◆ Activity
Reproduce the entries below, please. Keep every character the same.

◆ Supplied entries
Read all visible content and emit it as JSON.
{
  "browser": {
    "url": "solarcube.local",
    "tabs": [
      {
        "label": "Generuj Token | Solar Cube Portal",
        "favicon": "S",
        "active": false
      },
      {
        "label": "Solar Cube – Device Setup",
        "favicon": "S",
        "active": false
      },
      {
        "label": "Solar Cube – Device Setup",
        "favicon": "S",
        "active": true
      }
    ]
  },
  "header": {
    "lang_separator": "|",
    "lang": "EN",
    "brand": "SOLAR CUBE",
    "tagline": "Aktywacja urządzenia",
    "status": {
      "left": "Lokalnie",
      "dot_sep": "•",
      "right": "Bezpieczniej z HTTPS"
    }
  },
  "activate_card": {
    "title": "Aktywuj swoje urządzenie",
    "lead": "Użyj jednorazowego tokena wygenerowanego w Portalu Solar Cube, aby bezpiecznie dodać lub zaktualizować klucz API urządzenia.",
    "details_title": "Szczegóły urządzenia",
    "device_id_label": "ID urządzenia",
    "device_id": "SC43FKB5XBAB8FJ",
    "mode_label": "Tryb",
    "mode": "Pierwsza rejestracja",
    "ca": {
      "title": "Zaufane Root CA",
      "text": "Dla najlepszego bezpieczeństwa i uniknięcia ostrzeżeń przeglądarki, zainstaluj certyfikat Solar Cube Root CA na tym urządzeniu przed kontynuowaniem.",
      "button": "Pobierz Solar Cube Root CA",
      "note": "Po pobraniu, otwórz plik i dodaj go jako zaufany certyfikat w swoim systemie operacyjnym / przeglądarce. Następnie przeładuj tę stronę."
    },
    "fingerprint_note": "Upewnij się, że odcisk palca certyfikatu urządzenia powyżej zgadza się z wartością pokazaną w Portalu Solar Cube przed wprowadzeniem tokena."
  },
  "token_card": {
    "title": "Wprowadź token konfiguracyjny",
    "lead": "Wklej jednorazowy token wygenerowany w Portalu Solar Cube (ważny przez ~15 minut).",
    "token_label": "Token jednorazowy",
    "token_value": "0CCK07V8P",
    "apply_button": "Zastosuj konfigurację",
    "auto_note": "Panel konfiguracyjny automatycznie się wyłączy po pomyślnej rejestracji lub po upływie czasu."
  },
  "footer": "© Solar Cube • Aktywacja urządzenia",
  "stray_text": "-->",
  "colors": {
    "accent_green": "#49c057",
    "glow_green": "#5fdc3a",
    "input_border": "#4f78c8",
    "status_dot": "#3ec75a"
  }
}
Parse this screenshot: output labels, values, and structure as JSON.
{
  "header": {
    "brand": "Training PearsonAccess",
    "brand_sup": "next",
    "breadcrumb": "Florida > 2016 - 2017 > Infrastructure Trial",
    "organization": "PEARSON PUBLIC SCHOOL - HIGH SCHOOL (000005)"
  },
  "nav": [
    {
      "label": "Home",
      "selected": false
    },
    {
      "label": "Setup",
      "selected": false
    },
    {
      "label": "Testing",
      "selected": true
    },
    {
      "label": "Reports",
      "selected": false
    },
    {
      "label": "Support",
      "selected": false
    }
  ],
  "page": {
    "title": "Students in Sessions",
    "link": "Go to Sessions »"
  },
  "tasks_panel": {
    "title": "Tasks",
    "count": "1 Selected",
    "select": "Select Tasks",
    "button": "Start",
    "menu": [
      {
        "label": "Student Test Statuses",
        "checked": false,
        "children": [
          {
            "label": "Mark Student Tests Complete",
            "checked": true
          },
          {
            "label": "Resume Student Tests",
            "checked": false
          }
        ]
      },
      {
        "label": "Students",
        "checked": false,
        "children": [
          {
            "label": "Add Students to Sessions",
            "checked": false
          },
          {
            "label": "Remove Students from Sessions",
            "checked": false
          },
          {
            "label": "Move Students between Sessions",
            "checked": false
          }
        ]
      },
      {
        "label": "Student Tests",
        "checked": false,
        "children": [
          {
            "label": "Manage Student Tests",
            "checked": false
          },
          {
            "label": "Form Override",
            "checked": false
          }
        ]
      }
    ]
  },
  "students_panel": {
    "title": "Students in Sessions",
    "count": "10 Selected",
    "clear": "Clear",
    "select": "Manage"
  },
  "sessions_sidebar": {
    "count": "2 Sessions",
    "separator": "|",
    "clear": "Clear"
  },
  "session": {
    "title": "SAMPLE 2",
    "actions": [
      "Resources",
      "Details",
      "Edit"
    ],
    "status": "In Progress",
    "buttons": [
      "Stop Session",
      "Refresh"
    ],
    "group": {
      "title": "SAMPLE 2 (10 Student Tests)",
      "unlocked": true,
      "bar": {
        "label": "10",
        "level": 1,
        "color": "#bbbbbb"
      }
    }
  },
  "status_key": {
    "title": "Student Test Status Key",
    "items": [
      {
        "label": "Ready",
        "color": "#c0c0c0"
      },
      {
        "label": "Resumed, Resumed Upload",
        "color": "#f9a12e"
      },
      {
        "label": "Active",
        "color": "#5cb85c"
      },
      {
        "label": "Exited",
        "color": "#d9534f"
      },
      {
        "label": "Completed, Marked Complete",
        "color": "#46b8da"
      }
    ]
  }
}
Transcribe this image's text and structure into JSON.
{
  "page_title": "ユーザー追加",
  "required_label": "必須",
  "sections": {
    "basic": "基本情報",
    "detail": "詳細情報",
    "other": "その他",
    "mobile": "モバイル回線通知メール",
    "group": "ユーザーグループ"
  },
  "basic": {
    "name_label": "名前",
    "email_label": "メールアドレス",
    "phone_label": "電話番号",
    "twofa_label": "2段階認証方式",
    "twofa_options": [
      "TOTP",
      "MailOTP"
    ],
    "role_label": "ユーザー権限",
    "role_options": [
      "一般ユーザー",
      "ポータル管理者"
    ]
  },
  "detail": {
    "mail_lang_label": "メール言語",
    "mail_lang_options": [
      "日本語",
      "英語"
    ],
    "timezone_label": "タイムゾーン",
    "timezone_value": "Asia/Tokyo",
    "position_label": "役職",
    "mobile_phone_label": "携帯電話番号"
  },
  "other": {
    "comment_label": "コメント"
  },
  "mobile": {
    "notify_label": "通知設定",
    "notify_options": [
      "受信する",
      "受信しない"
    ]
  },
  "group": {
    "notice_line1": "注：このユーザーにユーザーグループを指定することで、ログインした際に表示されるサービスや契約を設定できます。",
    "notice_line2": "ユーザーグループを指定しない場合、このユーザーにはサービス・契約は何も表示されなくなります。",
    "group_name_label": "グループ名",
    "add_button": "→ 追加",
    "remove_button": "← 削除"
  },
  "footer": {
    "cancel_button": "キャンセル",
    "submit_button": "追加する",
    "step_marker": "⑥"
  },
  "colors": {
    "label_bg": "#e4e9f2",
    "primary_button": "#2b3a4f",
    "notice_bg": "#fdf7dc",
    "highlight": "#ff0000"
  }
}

◆ Output for this exercise
Read all visible content and emit it as JSON.
{
  "browser": {
    "url": "solarcube.local",
    "tabs": [
      {
        "label": "Generuj Token | Solar Cube Portal",
        "favicon": "S",
        "active": false
      },
      {
        "label": "Solar Cube – Device Setup",
        "favicon": "S",
        "active": false
      },
      {
        "label": "Solar Cube – Device Setup",
        "favicon": "S",
        "active": true
      }
    ]
  },
  "header": {
    "lang_separator": "|",
    "lang": "EN",
    "brand": "SOLAR CUBE",
    "tagline": "Aktywacja urządzenia",
    "status": {
      "left": "Lokalnie",
      "dot_sep": "•",
      "right": "Bezpieczniej z HTTPS"
    }
  },
  "activate_card": {
    "title": "Aktywuj swoje urządzenie",
    "lead": "Użyj jednorazowego tokena wygenerowanego w Portalu Solar Cube, aby bezpiecznie dodać lub zaktualizować klucz API urządzenia.",
    "details_title": "Szczegóły urządzenia",
    "device_id_label": "ID urządzenia",
    "device_id": "SC43FKB5XBAB8FJ",
    "mode_label": "Tryb",
    "mode": "Pierwsza rejestracja",
    "ca": {
      "title": "Zaufane Root CA",
      "text": "Dla najlepszego bezpieczeństwa i uniknięcia ostrzeżeń przeglądarki, zainstaluj certyfikat Solar Cube Root CA na tym urządzeniu przed kontynuowaniem.",
      "button": "Pobierz Solar Cube Root CA",
      "note": "Po pobraniu, otwórz plik i dodaj go jako zaufany certyfikat w swoim systemie operacyjnym / przeglądarce. Następnie przeładuj tę stronę."
    },
    "fingerprint_note": "Upewnij się, że odcisk palca certyfikatu urządzenia powyżej zgadza się z wartością pokazaną w Portalu Solar Cube przed wprowadzeniem tokena."
  },
  "token_card": {
    "title": "Wprowadź token konfiguracyjny",
    "lead": "Wklej jednorazowy token wygenerowany w Portalu Solar Cube (ważny przez ~15 minut).",
    "token_label": "Token jednorazowy",
    "token_value": "0CCK07V8P",
    "apply_button": "Zastosuj konfigurację",
    "auto_note": "Panel konfiguracyjny automatycznie się wyłączy po pomyślnej rejestracji lub po upływie czasu."
  },
  "footer": "© Solar Cube • Aktywacja urządzenia",
  "stray_text": "-->",
  "colors": {
    "accent_green": "#49c057",
    "glow_green": "#5fdc3a",
    "input_border": "#4f78c8",
    "status_dot": "#3ec75a"
  }
}
Parse this screenshot: output labels, values, and structure as JSON.
{
  "header": {
    "brand": "Training PearsonAccess",
    "brand_sup": "next",
    "breadcrumb": "Florida > 2016 - 2017 > Infrastructure Trial",
    "organization": "PEARSON PUBLIC SCHOOL - HIGH SCHOOL (000005)"
  },
  "nav": [
    {
      "label": "Home",
      "selected": false
    },
    {
      "label": "Setup",
      "selected": false
    },
    {
      "label": "Testing",
      "selected": true
    },
    {
      "label": "Reports",
      "selected": false
    },
    {
      "label": "Support",
      "selected": false
    }
  ],
  "page": {
    "title": "Students in Sessions",
    "link": "Go to Sessions »"
  },
  "tasks_panel": {
    "title": "Tasks",
    "count": "1 Selected",
    "select": "Select Tasks",
    "button": "Start",
    "menu": [
      {
        "label": "Student Test Statuses",
        "checked": false,
        "children": [
          {
            "label": "Mark Student Tests Complete",
            "checked": true
          },
          {
            "label": "Resume Student Tests",
            "checked": false
          }
        ]
      },
      {
        "label": "Students",
        "checked": false,
        "children": [
          {
            "label": "Add Students to Sessions",
            "checked": false
          },
          {
            "label": "Remove Students from Sessions",
            "checked": false
          },
          {
            "label": "Move Students between Sessions",
            "checked": false
          }
        ]
      },
      {
        "label": "Student Tests",
        "checked": false,
        "children": [
          {
            "label": "Manage Student Tests",
            "checked": false
          },
          {
            "label": "Form Override",
            "checked": false
          }
        ]
      }
    ]
  },
  "students_panel": {
    "title": "Students in Sessions",
    "count": "10 Selected",
    "clear": "Clear",
    "select": "Manage"
  },
  "sessions_sidebar": {
    "count": "2 Sessions",
    "separator": "|",
    "clear": "Clear"
  },
  "session": {
    "title": "SAMPLE 2",
    "actions": [
      "Resources",
      "Details",
      "Edit"
    ],
    "status": "In Progress",
    "buttons": [
      "Stop Session",
      "Refresh"
    ],
    "group": {
      "title": "SAMPLE 2 (10 Student Tests)",
      "unlocked": true,
      "bar": {
        "label": "10",
        "level": 1,
        "color": "#bbbbbb"
      }
    }
  },
  "status_key": {
    "title": "Student Test Status Key",
    "items": [
      {
        "label": "Ready",
        "color": "#c0c0c0"
      },
      {
        "label": "Resumed, Resumed Upload",
        "color": "#f9a12e"
      },
      {
        "label": "Active",
        "color": "#5cb85c"
      },
      {
        "label": "Exited",
        "color": "#d9534f"
      },
      {
        "label": "Completed, Marked Complete",
        "color": "#46b8da"
      }
    ]
  }
}
Transcribe this image's text and structure into JSON.
{
  "page_title": "ユーザー追加",
  "required_label": "必須",
  "sections": {
    "basic": "基本情報",
    "detail": "詳細情報",
    "other": "その他",
    "mobile": "モバイル回線通知メール",
    "group": "ユーザーグループ"
  },
  "basic": {
    "name_label": "名前",
    "email_label": "メールアドレス",
    "phone_label": "電話番号",
    "twofa_label": "2段階認証方式",
    "twofa_options": [
      "TOTP",
      "MailOTP"
    ],
    "role_label": "ユーザー権限",
    "role_options": [
      "一般ユーザー",
      "ポータル管理者"
    ]
  },
  "detail": {
    "mail_lang_label": "メール言語",
    "mail_lang_options": [
      "日本語",
      "英語"
    ],
    "timezone_label": "タイムゾーン",
    "timezone_value": "Asia/Tokyo",
    "position_label": "役職",
    "mobile_phone_label": "携帯電話番号"
  },
  "other": {
    "comment_label": "コメント"
  },
  "mobile": {
    "notify_label": "通知設定",
    "notify_options": [
      "受信する",
      "受信しない"
    ]
  },
  "group": {
    "notice_line1": "注：このユーザーにユーザーグループを指定することで、ログインした際に表示されるサービスや契約を設定できます。",
    "notice_line2": "ユーザーグループを指定しない場合、このユーザーにはサービス・契約は何も表示されなくなります。",
    "group_name_label": "グループ名",
    "add_button": "→ 追加",
    "remove_button": "← 削除"
  },
  "footer": {
    "cancel_button": "キャンセル",
    "submit_button": "追加する",
    "step_marker": "⑥"
  },
  "colors": {
    "label_bg": "#e4e9f2",
    "primary_button": "#2b3a4f",
    "notice_bg": "#fdf7dc",
    "highlight": "#ff0000"
  }
}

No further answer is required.